INSTRUCTIONS TO FOLLOW
Search the records for the word "subtitle" and report each line that has it.

Dataset excerpts:
<<<<
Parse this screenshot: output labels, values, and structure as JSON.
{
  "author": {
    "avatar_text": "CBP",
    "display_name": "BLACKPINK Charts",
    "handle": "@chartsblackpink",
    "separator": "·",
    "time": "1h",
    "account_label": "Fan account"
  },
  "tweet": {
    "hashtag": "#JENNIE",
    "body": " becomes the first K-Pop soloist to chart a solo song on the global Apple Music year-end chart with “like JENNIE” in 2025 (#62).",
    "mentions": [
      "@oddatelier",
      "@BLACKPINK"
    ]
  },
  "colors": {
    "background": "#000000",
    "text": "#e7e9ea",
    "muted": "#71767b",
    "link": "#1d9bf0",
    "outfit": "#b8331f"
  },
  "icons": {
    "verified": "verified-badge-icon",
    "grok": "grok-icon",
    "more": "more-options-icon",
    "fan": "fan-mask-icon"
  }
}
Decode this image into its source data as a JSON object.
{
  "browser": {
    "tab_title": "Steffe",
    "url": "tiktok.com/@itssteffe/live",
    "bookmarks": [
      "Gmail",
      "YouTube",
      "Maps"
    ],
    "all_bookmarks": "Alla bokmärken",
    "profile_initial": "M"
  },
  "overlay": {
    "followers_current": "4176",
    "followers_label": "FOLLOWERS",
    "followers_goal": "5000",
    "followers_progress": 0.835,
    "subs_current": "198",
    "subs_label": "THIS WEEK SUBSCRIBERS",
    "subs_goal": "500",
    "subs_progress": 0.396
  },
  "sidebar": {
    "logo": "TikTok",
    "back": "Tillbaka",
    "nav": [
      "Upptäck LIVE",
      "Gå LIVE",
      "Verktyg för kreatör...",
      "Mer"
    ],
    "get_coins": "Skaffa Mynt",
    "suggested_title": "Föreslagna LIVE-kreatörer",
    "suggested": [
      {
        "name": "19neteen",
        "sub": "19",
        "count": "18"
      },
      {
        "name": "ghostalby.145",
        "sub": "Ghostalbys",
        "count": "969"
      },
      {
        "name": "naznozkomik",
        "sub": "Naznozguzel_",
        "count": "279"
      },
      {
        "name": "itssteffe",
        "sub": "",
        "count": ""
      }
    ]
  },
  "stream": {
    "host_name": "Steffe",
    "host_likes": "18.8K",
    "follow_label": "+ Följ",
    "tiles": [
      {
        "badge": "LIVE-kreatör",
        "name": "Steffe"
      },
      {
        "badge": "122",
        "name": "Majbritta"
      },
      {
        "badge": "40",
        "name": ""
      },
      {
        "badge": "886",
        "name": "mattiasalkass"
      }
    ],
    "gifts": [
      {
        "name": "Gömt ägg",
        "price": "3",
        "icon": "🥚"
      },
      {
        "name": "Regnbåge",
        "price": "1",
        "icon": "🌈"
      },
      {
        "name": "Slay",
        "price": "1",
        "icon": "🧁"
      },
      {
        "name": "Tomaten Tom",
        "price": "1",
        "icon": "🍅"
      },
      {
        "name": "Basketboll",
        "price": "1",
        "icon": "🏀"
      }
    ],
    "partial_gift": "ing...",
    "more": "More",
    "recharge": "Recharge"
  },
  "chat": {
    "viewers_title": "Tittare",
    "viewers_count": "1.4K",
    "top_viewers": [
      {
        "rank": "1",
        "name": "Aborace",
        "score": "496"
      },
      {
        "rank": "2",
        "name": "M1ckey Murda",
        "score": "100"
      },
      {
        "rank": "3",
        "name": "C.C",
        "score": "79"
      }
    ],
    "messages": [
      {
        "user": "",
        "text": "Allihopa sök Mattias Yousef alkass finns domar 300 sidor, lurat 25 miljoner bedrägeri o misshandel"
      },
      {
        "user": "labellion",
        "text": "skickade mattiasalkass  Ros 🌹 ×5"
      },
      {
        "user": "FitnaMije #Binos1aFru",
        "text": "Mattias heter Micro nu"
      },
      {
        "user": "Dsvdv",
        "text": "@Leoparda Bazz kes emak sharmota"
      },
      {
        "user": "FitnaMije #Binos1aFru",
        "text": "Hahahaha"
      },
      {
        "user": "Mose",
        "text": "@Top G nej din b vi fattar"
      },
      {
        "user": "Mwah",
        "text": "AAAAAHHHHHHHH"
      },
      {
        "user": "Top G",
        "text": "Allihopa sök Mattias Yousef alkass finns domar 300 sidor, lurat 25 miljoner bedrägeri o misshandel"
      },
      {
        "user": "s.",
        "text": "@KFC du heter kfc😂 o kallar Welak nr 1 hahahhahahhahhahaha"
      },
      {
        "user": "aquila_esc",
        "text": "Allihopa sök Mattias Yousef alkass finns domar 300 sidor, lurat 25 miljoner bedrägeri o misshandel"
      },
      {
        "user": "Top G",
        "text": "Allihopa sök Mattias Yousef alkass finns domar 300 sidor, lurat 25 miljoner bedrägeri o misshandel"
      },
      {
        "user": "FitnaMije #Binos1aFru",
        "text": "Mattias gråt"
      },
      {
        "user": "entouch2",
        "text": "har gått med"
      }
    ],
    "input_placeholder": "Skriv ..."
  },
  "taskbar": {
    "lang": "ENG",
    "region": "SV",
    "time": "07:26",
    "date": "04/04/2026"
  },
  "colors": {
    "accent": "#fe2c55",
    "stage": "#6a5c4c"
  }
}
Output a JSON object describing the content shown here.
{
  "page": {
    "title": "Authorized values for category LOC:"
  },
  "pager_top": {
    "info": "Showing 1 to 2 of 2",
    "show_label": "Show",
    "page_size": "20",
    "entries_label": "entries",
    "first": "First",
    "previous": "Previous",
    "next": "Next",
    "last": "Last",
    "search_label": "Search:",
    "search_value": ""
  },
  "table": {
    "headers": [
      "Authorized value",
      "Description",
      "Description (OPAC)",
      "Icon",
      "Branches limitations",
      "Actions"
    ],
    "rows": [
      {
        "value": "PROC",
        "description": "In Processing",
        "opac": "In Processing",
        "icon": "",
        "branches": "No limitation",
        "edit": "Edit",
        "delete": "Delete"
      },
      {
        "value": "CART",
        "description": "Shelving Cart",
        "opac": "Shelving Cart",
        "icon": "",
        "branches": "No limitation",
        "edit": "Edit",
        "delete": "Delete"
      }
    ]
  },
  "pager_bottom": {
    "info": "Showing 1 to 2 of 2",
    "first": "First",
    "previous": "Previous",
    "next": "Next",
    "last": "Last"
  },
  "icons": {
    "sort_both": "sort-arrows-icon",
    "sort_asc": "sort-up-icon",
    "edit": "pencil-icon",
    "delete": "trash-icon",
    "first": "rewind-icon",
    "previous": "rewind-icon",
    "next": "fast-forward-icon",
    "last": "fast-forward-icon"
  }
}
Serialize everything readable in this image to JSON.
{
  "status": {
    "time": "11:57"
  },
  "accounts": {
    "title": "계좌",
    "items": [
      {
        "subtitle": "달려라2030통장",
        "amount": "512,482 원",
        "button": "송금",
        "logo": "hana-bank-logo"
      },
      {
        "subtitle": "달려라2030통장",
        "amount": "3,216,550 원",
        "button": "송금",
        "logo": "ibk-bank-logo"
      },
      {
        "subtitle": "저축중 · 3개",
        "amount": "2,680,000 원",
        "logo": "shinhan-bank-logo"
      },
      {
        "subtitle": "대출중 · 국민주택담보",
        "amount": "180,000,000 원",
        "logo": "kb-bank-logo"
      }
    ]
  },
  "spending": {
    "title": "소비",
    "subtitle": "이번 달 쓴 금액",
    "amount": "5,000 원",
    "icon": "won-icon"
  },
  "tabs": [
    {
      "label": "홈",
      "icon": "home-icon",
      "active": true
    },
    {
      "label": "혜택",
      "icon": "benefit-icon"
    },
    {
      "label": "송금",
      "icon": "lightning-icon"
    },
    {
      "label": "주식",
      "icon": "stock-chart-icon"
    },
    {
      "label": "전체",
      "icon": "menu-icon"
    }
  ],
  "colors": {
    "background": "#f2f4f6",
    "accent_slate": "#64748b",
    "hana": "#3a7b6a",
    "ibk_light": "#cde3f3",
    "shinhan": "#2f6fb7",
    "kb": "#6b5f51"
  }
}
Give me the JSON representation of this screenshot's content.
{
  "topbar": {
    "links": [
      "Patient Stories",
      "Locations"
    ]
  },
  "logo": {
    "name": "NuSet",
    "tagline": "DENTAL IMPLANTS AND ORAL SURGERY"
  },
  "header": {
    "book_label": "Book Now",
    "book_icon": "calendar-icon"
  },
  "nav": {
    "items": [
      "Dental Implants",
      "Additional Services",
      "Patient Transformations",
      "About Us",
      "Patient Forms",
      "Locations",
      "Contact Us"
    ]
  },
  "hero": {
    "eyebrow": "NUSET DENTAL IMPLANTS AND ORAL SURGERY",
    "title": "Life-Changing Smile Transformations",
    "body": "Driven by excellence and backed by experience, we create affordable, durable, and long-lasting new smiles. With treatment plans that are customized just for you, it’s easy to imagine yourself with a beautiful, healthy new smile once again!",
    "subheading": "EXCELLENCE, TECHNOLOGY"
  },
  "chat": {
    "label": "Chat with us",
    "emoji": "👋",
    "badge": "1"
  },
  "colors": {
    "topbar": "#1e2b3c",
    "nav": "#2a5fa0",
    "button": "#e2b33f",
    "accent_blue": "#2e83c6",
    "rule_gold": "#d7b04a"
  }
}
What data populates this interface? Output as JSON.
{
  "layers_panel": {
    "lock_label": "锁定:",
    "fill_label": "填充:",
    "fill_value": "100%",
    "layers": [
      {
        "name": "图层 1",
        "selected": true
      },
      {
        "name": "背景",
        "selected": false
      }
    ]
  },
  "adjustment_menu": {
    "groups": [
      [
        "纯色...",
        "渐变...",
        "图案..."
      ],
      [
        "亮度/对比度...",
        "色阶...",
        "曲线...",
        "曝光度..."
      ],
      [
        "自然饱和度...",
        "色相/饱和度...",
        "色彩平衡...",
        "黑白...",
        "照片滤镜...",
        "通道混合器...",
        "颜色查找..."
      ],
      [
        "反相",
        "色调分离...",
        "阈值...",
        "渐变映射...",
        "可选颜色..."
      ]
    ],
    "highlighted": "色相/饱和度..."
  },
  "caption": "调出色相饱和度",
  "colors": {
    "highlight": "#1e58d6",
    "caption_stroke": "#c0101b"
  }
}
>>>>
THE COMPLETED TASK
        "subtitle": "달려라2030통장",
        "subtitle": "달려라2030통장",
        "subtitle": "저축중 · 3개",
        "subtitle": "대출중 · 국민주택담보",
    "subtitle": "이번 달 쓴 금액",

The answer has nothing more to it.